Go through the records and extract every line with the word "down".

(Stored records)
***
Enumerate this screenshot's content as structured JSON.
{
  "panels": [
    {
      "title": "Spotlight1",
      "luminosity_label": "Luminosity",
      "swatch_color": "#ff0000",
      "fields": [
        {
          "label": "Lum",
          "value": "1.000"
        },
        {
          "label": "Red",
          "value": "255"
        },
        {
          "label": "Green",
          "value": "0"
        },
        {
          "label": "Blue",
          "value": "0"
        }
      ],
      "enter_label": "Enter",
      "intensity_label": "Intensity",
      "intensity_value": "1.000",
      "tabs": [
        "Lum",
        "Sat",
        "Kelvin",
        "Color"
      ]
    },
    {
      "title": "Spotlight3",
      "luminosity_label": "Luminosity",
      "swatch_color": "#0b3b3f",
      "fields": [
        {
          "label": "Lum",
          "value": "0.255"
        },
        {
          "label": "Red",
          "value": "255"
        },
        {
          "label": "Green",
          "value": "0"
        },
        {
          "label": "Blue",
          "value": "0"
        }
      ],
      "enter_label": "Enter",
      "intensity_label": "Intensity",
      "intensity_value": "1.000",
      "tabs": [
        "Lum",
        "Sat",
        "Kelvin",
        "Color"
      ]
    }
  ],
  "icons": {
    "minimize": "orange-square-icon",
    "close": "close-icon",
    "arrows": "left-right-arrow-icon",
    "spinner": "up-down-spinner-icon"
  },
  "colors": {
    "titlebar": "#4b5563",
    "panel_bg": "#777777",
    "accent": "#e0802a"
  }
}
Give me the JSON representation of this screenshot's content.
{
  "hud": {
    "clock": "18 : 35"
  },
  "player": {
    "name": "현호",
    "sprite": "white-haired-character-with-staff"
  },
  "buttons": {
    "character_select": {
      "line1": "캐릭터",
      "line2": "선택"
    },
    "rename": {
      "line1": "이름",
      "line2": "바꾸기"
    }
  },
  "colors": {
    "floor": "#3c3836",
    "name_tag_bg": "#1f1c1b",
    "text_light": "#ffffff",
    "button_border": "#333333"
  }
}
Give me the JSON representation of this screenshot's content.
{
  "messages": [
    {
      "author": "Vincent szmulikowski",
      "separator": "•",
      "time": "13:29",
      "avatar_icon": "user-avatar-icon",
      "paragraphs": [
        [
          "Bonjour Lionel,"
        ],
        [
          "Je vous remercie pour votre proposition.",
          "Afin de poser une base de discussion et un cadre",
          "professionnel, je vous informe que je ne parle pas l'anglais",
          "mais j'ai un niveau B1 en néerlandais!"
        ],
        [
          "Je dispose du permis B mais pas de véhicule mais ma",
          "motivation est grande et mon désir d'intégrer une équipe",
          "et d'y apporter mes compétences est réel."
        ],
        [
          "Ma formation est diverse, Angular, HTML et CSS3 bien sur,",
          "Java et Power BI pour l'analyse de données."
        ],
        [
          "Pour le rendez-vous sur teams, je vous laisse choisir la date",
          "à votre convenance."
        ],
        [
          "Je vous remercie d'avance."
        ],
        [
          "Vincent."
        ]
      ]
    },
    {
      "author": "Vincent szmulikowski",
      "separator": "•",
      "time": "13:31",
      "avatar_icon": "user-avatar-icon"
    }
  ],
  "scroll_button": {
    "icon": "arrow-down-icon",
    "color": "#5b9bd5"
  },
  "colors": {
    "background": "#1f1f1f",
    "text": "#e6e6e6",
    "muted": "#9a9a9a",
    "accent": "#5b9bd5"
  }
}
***
* **Response to the exercise**:
    "spinner": "up-down-spinner-icon"
    "icon": "arrow-down-icon",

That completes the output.